▼▼▼

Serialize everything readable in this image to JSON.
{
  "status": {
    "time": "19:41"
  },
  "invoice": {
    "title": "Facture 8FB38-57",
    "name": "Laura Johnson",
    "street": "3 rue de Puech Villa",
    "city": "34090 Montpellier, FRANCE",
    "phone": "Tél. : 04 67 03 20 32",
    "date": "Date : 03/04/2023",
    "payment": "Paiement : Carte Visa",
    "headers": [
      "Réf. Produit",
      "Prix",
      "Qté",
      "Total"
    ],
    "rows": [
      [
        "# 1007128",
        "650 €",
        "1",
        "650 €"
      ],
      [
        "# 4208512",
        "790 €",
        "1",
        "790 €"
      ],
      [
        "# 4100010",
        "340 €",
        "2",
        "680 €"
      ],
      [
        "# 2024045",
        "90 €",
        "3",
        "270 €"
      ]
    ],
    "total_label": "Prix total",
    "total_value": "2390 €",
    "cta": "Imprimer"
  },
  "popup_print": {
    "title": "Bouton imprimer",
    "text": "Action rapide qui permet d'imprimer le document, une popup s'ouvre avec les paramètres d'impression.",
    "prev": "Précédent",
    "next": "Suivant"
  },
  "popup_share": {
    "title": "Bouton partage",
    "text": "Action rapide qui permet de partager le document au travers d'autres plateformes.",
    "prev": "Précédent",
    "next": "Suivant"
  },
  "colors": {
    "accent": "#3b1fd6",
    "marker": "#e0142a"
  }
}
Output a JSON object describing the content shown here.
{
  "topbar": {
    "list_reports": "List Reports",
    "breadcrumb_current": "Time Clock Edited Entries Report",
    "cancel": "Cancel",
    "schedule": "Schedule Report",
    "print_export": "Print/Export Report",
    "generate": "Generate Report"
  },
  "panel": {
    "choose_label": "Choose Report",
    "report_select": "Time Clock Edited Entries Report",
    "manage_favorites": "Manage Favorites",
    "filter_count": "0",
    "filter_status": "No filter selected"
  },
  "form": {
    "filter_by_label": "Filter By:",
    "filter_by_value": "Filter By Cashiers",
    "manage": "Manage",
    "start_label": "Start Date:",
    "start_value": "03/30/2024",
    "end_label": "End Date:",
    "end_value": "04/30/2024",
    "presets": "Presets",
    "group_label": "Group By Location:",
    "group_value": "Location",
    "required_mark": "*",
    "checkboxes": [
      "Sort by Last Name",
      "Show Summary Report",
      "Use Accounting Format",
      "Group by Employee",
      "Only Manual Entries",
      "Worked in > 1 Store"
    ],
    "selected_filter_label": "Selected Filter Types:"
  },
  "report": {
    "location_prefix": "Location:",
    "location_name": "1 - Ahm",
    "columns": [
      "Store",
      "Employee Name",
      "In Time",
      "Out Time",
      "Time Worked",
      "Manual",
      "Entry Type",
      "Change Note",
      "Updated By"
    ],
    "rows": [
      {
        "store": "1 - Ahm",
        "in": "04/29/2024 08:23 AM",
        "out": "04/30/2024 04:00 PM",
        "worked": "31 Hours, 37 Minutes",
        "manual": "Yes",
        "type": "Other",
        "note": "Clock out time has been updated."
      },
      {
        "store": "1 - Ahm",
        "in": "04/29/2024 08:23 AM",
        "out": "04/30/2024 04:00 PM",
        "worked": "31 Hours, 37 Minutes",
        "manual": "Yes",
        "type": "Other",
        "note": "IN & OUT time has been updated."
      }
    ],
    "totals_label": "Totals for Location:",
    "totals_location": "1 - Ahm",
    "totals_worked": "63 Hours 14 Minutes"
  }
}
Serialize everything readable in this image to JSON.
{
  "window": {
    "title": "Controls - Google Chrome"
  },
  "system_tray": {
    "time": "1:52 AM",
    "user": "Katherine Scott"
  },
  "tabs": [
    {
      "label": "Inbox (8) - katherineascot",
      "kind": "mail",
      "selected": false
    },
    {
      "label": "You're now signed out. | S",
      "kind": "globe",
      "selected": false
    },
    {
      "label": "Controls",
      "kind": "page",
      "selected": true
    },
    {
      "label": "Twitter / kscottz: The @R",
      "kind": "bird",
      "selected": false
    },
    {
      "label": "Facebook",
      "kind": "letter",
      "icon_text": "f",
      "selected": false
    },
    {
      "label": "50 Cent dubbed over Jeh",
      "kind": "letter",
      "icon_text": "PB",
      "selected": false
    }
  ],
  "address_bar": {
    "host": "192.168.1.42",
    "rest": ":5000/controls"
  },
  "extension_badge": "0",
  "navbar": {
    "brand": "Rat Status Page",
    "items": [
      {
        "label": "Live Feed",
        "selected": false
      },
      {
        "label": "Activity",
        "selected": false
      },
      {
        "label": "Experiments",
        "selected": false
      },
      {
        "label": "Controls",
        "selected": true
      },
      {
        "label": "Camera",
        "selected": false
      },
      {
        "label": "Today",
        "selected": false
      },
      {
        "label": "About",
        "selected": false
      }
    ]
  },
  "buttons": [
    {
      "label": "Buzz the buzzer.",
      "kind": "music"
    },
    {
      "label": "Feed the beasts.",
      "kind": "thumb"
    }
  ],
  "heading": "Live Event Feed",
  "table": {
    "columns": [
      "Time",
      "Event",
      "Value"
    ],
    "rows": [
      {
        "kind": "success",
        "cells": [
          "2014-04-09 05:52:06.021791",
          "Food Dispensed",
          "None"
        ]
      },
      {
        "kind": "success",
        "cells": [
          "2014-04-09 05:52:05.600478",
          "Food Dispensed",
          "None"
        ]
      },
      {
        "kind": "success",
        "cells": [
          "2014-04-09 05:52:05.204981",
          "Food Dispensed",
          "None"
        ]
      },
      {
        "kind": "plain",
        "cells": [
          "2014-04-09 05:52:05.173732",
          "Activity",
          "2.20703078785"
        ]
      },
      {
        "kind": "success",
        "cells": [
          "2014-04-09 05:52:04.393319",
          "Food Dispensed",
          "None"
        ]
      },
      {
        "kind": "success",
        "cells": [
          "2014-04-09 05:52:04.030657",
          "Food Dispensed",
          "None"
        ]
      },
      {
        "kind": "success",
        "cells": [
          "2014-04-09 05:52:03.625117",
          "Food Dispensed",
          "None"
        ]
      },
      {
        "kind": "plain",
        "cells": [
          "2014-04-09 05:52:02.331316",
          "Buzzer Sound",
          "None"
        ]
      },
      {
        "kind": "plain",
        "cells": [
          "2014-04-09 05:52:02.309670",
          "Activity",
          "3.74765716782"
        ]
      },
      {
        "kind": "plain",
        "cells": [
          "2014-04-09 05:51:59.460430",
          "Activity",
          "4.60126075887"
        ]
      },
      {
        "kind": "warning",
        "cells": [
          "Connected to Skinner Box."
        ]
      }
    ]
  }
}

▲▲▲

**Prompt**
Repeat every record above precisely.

**Response to this exercise**
Serialize everything readable in this image to JSON.
{
  "status": {
    "time": "19:41"
  },
  "invoice": {
    "title": "Facture 8FB38-57",
    "name": "Laura Johnson",
    "street": "3 rue de Puech Villa",
    "city": "34090 Montpellier, FRANCE",
    "phone": "Tél. : 04 67 03 20 32",
    "date": "Date : 03/04/2023",
    "payment": "Paiement : Carte Visa",
    "headers": [
      "Réf. Produit",
      "Prix",
      "Qté",
      "Total"
    ],
    "rows": [
      [
        "# 1007128",
        "650 €",
        "1",
        "650 €"
      ],
      [
        "# 4208512",
        "790 €",
        "1",
        "790 €"
      ],
      [
        "# 4100010",
        "340 €",
        "2",
        "680 €"
      ],
      [
        "# 2024045",
        "90 €",
        "3",
        "270 €"
      ]
    ],
    "total_label": "Prix total",
    "total_value": "2390 €",
    "cta": "Imprimer"
  },
  "popup_print": {
    "title": "Bouton imprimer",
    "text": "Action rapide qui permet d'imprimer le document, une popup s'ouvre avec les paramètres d'impression.",
    "prev": "Précédent",
    "next": "Suivant"
  },
  "popup_share": {
    "title": "Bouton partage",
    "text": "Action rapide qui permet de partager le document au travers d'autres plateformes.",
    "prev": "Précédent",
    "next": "Suivant"
  },
  "colors": {
    "accent": "#3b1fd6",
    "marker": "#e0142a"
  }
}
Output a JSON object describing the content shown here.
{
  "topbar": {
    "list_reports": "List Reports",
    "breadcrumb_current": "Time Clock Edited Entries Report",
    "cancel": "Cancel",
    "schedule": "Schedule Report",
    "print_export": "Print/Export Report",
    "generate": "Generate Report"
  },
  "panel": {
    "choose_label": "Choose Report",
    "report_select": "Time Clock Edited Entries Report",
    "manage_favorites": "Manage Favorites",
    "filter_count": "0",
    "filter_status": "No filter selected"
  },
  "form": {
    "filter_by_label": "Filter By:",
    "filter_by_value": "Filter By Cashiers",
    "manage": "Manage",
    "start_label": "Start Date:",
    "start_value": "03/30/2024",
    "end_label": "End Date:",
    "end_value": "04/30/2024",
    "presets": "Presets",
    "group_label": "Group By Location:",
    "group_value": "Location",
    "required_mark": "*",
    "checkboxes": [
      "Sort by Last Name",
      "Show Summary Report",
      "Use Accounting Format",
      "Group by Employee",
      "Only Manual Entries",
      "Worked in > 1 Store"
    ],
    "selected_filter_label": "Selected Filter Types:"
  },
  "report": {
    "location_prefix": "Location:",
    "location_name": "1 - Ahm",
    "columns": [
      "Store",
      "Employee Name",
      "In Time",
      "Out Time",
      "Time Worked",
      "Manual",
      "Entry Type",
      "Change Note",
      "Updated By"
    ],
    "rows": [
      {
        "store": "1 - Ahm",
        "in": "04/29/2024 08:23 AM",
        "out": "04/30/2024 04:00 PM",
        "worked": "31 Hours, 37 Minutes",
        "manual": "Yes",
        "type": "Other",
        "note": "Clock out time has been updated."
      },
      {
        "store": "1 - Ahm",
        "in": "04/29/2024 08:23 AM",
        "out": "04/30/2024 04:00 PM",
        "worked": "31 Hours, 37 Minutes",
        "manual": "Yes",
        "type": "Other",
        "note": "IN & OUT time has been updated."
      }
    ],
    "totals_label": "Totals for Location:",
    "totals_location": "1 - Ahm",
    "totals_worked": "63 Hours 14 Minutes"
  }
}
Serialize everything readable in this image to JSON.
{
  "window": {
    "title": "Controls - Google Chrome"
  },
  "system_tray": {
    "time": "1:52 AM",
    "user": "Katherine Scott"
  },
  "tabs": [
    {
      "label": "Inbox (8) - katherineascot",
      "kind": "mail",
      "selected": false
    },
    {
      "label": "You're now signed out. | S",
      "kind": "globe",
      "selected": false
    },
    {
      "label": "Controls",
      "kind": "page",
      "selected": true
    },
    {
      "label": "Twitter / kscottz: The @R",
      "kind": "bird",
      "selected": false
    },
    {
      "label": "Facebook",
      "kind": "letter",
      "icon_text": "f",
      "selected": false
    },
    {
      "label": "50 Cent dubbed over Jeh",
      "kind": "letter",
      "icon_text": "PB",
      "selected": false
    }
  ],
  "address_bar": {
    "host": "192.168.1.42",
    "rest": ":5000/controls"
  },
  "extension_badge": "0",
  "navbar": {
    "brand": "Rat Status Page",
    "items": [
      {
        "label": "Live Feed",
        "selected": false
      },
      {
        "label": "Activity",
        "selected": false
      },
      {
        "label": "Experiments",
        "selected": false
      },
      {
        "label": "Controls",
        "selected": true
      },
      {
        "label": "Camera",
        "selected": false
      },
      {
        "label": "Today",
        "selected": false
      },
      {
        "label": "About",
        "selected": false
      }
    ]
  },
  "buttons": [
    {
      "label": "Buzz the buzzer.",
      "kind": "music"
    },
    {
      "label": "Feed the beasts.",
      "kind": "thumb"
    }
  ],
  "heading": "Live Event Feed",
  "table": {
    "columns": [
      "Time",
      "Event",
      "Value"
    ],
    "rows": [
      {
        "kind": "success",
        "cells": [
          "2014-04-09 05:52:06.021791",
          "Food Dispensed",
          "None"
        ]
      },
      {
        "kind": "success",
        "cells": [
          "2014-04-09 05:52:05.600478",
          "Food Dispensed",
          "None"
        ]
      },
      {
        "kind": "success",
        "cells": [
          "2014-04-09 05:52:05.204981",
          "Food Dispensed",
          "None"
        ]
      },
      {
        "kind": "plain",
        "cells": [
          "2014-04-09 05:52:05.173732",
          "Activity",
          "2.20703078785"
        ]
      },
      {
        "kind": "success",
        "cells": [
          "2014-04-09 05:52:04.393319",
          "Food Dispensed",
          "None"
        ]
      },
      {
        "kind": "success",
        "cells": [
          "2014-04-09 05:52:04.030657",
          "Food Dispensed",
          "None"
        ]
      },
      {
        "kind": "success",
        "cells": [
          "2014-04-09 05:52:03.625117",
          "Food Dispensed",
          "None"
        ]
      },
      {
        "kind": "plain",
        "cells": [
          "2014-04-09 05:52:02.331316",
          "Buzzer Sound",
          "None"
        ]
      },
      {
        "kind": "plain",
        "cells": [
          "2014-04-09 05:52:02.309670",
          "Activity",
          "3.74765716782"
        ]
      },
      {
        "kind": "plain",
        "cells": [
          "2014-04-09 05:51:59.460430",
          "Activity",
          "4.60126075887"
        ]
      },
      {
        "kind": "warning",
        "cells": [
          "Connected to Skinner Box."
        ]
      }
    ]
  }
}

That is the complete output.